:: Activity ::
Search the records for the word "heading" and copy each line in which it appears.

(Component data from apps and pages)
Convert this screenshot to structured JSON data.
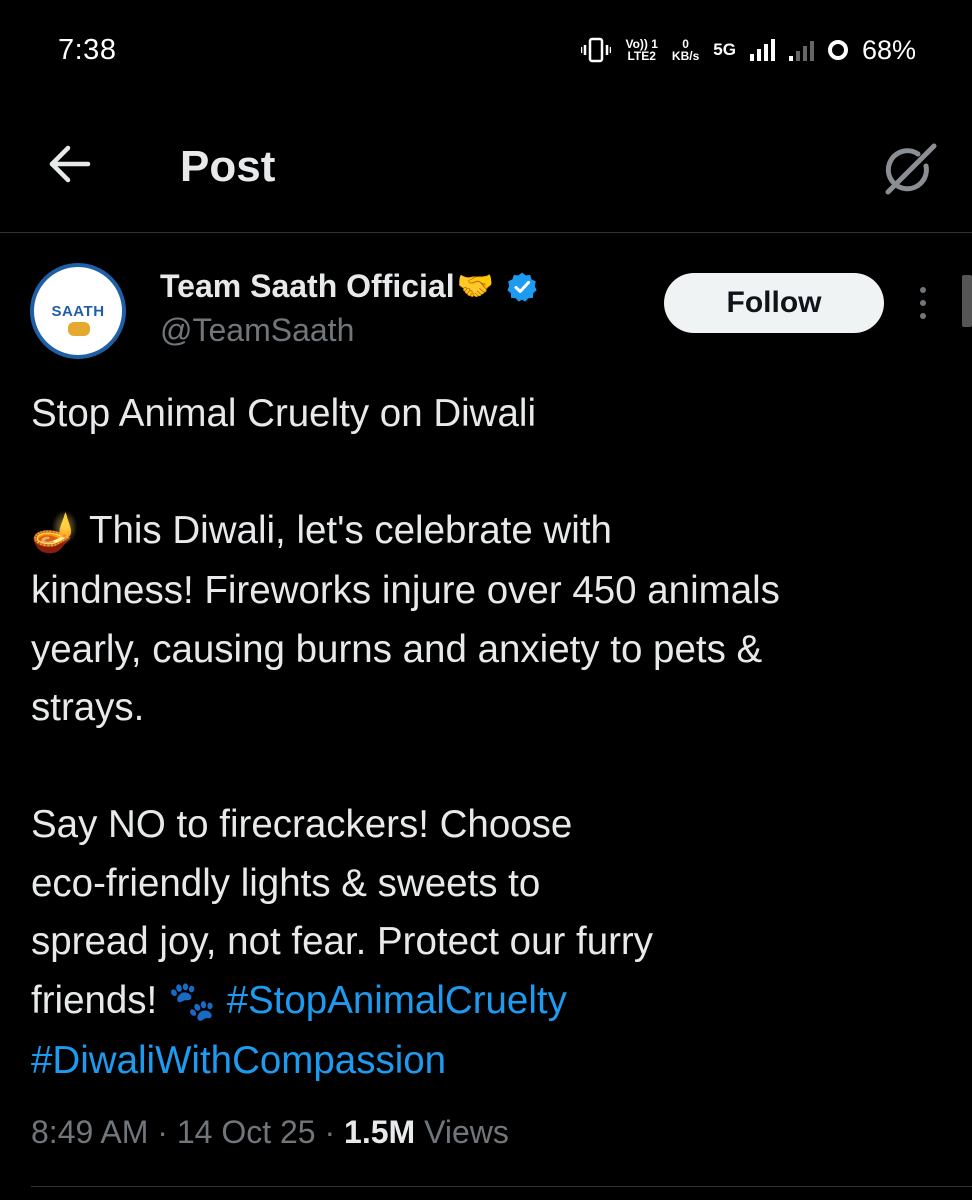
{
  "status_bar": {
    "time": "7:38",
    "volte_top": "Vo)) 1",
    "volte_bottom": "LTE2",
    "speed_value": "0",
    "speed_unit": "KB/s",
    "network": "5G",
    "battery": "68%",
    "icons": [
      "vibrate-icon",
      "signal-icon",
      "battery-icon"
    ]
  },
  "header": {
    "title": "Post",
    "back_icon": "arrow-left-icon",
    "grok_icon": "grok-icon"
  },
  "author": {
    "display_name": "Team Saath Official",
    "name_emoji": "🤝",
    "handle": "@TeamSaath",
    "avatar_text": "SAATH",
    "verified": true,
    "verified_color": "#1d9bf0"
  },
  "follow_button": {
    "label": "Follow"
  },
  "post": {
    "line1": "Stop Animal Cruelty on Diwali",
    "diya_emoji": "🪔",
    "para2_line1": " This Diwali, let's celebrate with",
    "para2_line2": "kindness! Fireworks injure over 450 animals",
    "para2_line3": "yearly, causing burns and anxiety to pets &",
    "para2_line4": "strays.",
    "para3_line1": "Say NO to firecrackers! Choose",
    "para3_line2": "eco-friendly lights & sweets to",
    "para3_line3": "spread joy, not fear. Protect our furry",
    "para3_line4_text": "friends! ",
    "paw_emoji": "🐾",
    "hashtag1": "#StopAnimalCruelty",
    "hashtag2": "#DiwaliWithCompassion",
    "hashtag_color": "#1d9bf0"
  },
  "meta": {
    "time": "8:49 AM",
    "sep1": " · ",
    "date": "14 Oct 25",
    "sep2": " · ",
    "views_count": "1.5M",
    "views_label": " Views"
  }
}
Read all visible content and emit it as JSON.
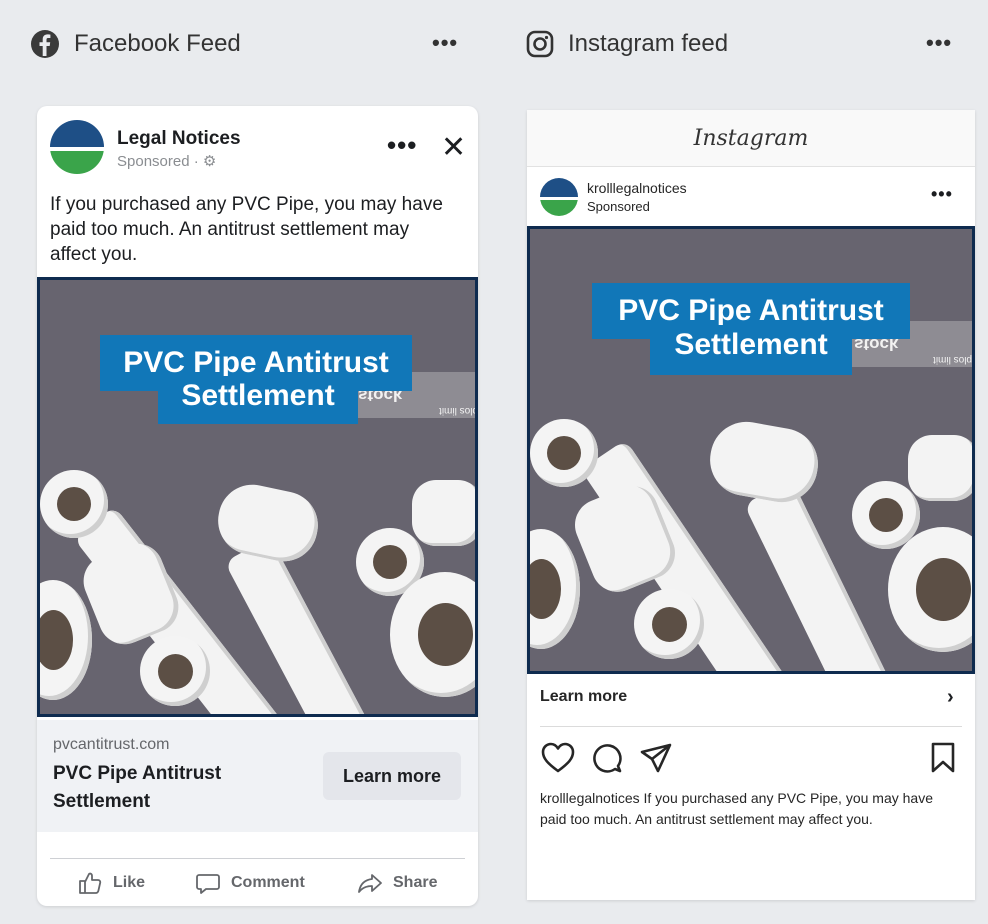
{
  "facebook_panel": {
    "header_title": "Facebook Feed",
    "menu_label": "•••",
    "post": {
      "page_name": "Legal Notices",
      "sponsored_label": "Sponsored · ⚙",
      "more_label": "•••",
      "close_label": "✕",
      "body_text": "If you purchased any PVC Pipe, you may have paid too much. An antitrust settlement may affect you.",
      "image_headline_line1": "PVC Pipe Antitrust",
      "image_headline_line2": "Settlement",
      "stock_text": "stock",
      "stock_small": "plos limit",
      "link_domain": "pvcantitrust.com",
      "link_title": "PVC Pipe Antitrust Settlement",
      "cta_label": "Learn more",
      "actions": {
        "like": "Like",
        "comment": "Comment",
        "share": "Share"
      }
    }
  },
  "instagram_panel": {
    "header_title": "Instagram feed",
    "menu_label": "•••",
    "post": {
      "app_logo_text": "Instagram",
      "username": "krolllegalnotices",
      "sponsored_label": "Sponsored",
      "more_label": "•••",
      "image_headline_line1": "PVC Pipe Antitrust",
      "image_headline_line2": "Settlement",
      "stock_text": "stock",
      "stock_small": "plos limit",
      "cta_label": "Learn more",
      "cta_chevron": "›",
      "caption_user": "krolllegalnotices",
      "caption_text": " If you purchased any PVC Pipe, you may have paid too much. An antitrust settlement may affect you."
    }
  },
  "colors": {
    "page_bg": "#e9ebee",
    "headline_blue": "#1177b8",
    "image_border": "#0e2b4f",
    "avatar_blue": "#1e4f86",
    "avatar_green": "#3aa44a"
  },
  "icons": {
    "facebook_logo": "facebook-logo-icon",
    "instagram_logo": "instagram-logo-icon",
    "like": "thumbs-up-icon",
    "comment": "comment-bubble-icon",
    "share": "share-arrow-icon",
    "heart": "heart-icon",
    "ig_comment": "ig-comment-icon",
    "send": "send-icon",
    "bookmark": "bookmark-icon"
  }
}
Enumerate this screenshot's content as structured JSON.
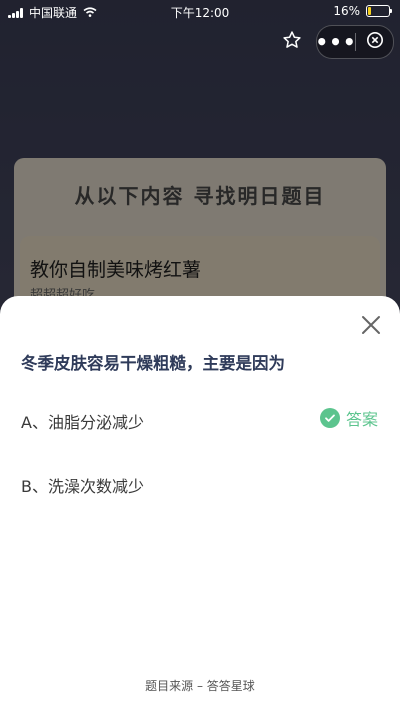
{
  "status_bar": {
    "carrier": "中国联通",
    "time": "下午12:00",
    "battery_percent": "16%",
    "battery_level": 0.16
  },
  "background": {
    "banner_title": "从以下内容 寻找明日题目",
    "topic_title": "教你自制美味烤红薯",
    "topic_subtitle": "超超超好吃"
  },
  "quiz": {
    "question": "冬季皮肤容易干燥粗糙，主要是因为",
    "options": [
      {
        "label": "A、油脂分泌减少",
        "is_answer": true
      },
      {
        "label": "B、洗澡次数减少",
        "is_answer": false
      }
    ],
    "answer_label": "答案",
    "source": "题目来源 – 答答星球"
  },
  "colors": {
    "accent_green": "#5cc48e",
    "question_text": "#2f3b5a"
  },
  "icons": [
    "star-icon",
    "more-icon",
    "close-circle-icon",
    "close-icon",
    "check-icon"
  ]
}
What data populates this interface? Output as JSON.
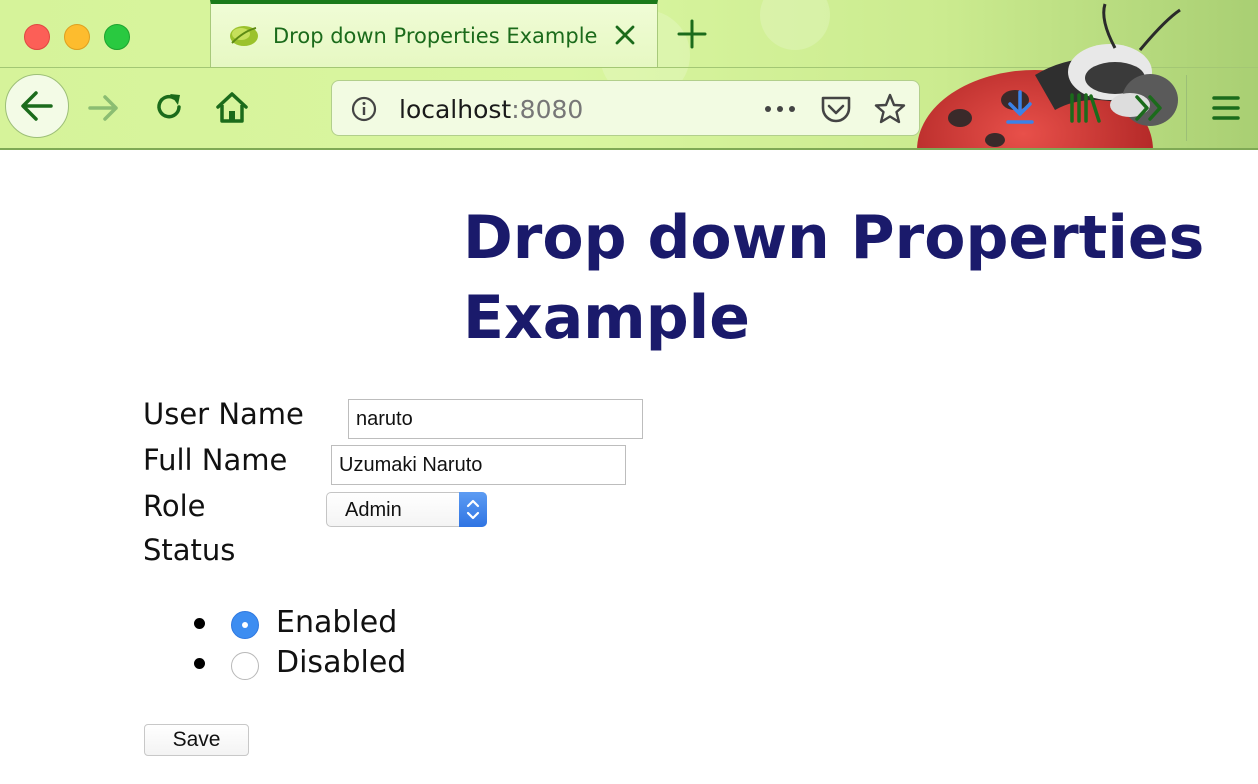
{
  "browser": {
    "tab_title": "Drop down Properties Example",
    "url_host": "localhost",
    "url_port": ":8080"
  },
  "page": {
    "heading": "Drop down Properties Example"
  },
  "form": {
    "username_label": "User Name",
    "username_value": "naruto",
    "fullname_label": "Full Name",
    "fullname_value": "Uzumaki Naruto",
    "role_label": "Role",
    "role_selected": "Admin",
    "status_label": "Status",
    "status_options": [
      "Enabled",
      "Disabled"
    ],
    "status_selected": "Enabled",
    "save_label": "Save"
  },
  "colors": {
    "heading": "#1a1a6b",
    "chrome_accent": "#1a7a1a",
    "radio_selected": "#3d8df1"
  },
  "icons": [
    "back-arrow-icon",
    "forward-arrow-icon",
    "reload-icon",
    "home-icon",
    "info-icon",
    "more-icon",
    "pocket-icon",
    "star-icon",
    "download-icon",
    "library-icon",
    "overflow-icon",
    "menu-icon",
    "close-icon",
    "plus-icon"
  ]
}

:: Written response ::
    "heading": "Drop down Properties Example"
    "heading": "#1a1a6b",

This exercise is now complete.